Ulli Lommel’s directorial career during this period brought to prominence actress Suzanna Love who Lommel married in 1979. Suzanna Love was a member of the wealthy Dupont family and became Ulli Lommel’s greatest collaborator during this period, co-writing and starring in all of his films during their marriage. Moreover, she was responsible for diverting some of the family fortune to financing Lommel’s films, which undeniably contributed to their greater polish. (It is noted that Lommel’s directorial career declined into a series of cheap and universally terrible productions after their divorce in 1987). Suzanna Love has a quiet and studious modesty to her performance that indicates that she could have become a much bigger name than she did – alas, after her last film with Lommel, A Smile in the Dark (1991), she has vanished from cinema screens. Her brother Nicholas Love, who also appeared in several of Lommel’s films, plays her mute brother in the film here.

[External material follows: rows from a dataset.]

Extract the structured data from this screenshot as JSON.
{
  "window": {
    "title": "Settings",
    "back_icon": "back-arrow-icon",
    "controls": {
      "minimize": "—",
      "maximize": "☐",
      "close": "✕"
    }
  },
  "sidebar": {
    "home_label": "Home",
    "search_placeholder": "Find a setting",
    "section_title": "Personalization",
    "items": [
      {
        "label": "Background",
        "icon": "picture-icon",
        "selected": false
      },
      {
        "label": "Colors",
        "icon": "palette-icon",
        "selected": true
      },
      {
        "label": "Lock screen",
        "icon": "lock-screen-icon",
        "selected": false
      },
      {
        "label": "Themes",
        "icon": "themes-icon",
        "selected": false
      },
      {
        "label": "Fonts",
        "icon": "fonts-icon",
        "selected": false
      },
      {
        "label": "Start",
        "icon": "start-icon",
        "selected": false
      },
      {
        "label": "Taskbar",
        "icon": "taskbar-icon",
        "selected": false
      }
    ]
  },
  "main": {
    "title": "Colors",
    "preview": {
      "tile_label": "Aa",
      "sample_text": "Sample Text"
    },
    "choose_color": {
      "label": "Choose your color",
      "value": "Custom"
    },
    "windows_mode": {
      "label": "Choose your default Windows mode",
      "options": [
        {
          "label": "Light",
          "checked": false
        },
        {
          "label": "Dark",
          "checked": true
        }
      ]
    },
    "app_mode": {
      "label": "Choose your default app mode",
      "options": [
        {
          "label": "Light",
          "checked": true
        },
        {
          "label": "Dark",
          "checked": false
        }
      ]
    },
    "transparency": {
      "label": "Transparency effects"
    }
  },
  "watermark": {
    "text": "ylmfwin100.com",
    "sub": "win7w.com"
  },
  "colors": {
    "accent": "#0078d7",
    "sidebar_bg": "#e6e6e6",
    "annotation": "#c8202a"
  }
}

Ulli Lommel made a sequel with Boogeyman II (1983), which features Suzanna Love again in a series of killings set around a Hollywood party. The sequel is disliked due to the fact that nearly a third of its running time is padded with footage from this film.
Ulli Lommel’s other films include:- Haytabo (1971), The Tenderness of the Wolves (1973), Olivia/Double Jeopardy (1981), Boogey Man II (1982), BrainWaves (1982), The Devonsville Terror (1983), Strangers in Paradise (1984), Identified Flying Object (1985), Bloodsuckers (1998), Zombie Nation (2004), The Raven (2006) and The Tomb (2007), as well as a subset of these that exploit often very loose connection to true life serial killers with B.T.K. Killer (2005), Green River Killer (2005), Killer Pickton (2005), The Zodiac Killer (2005), Black Dahlia (2006), Cannibal (2006), Borderline Cult (2007), Curse of the Zodiac (2007), Baseline Killer (2008), Dungeon Girl (2008), Killer Nurse (2008), Son of Sam (2008), Nightstalker (2009), D.C. Sniper (2010) and Manson Family Cult (2012).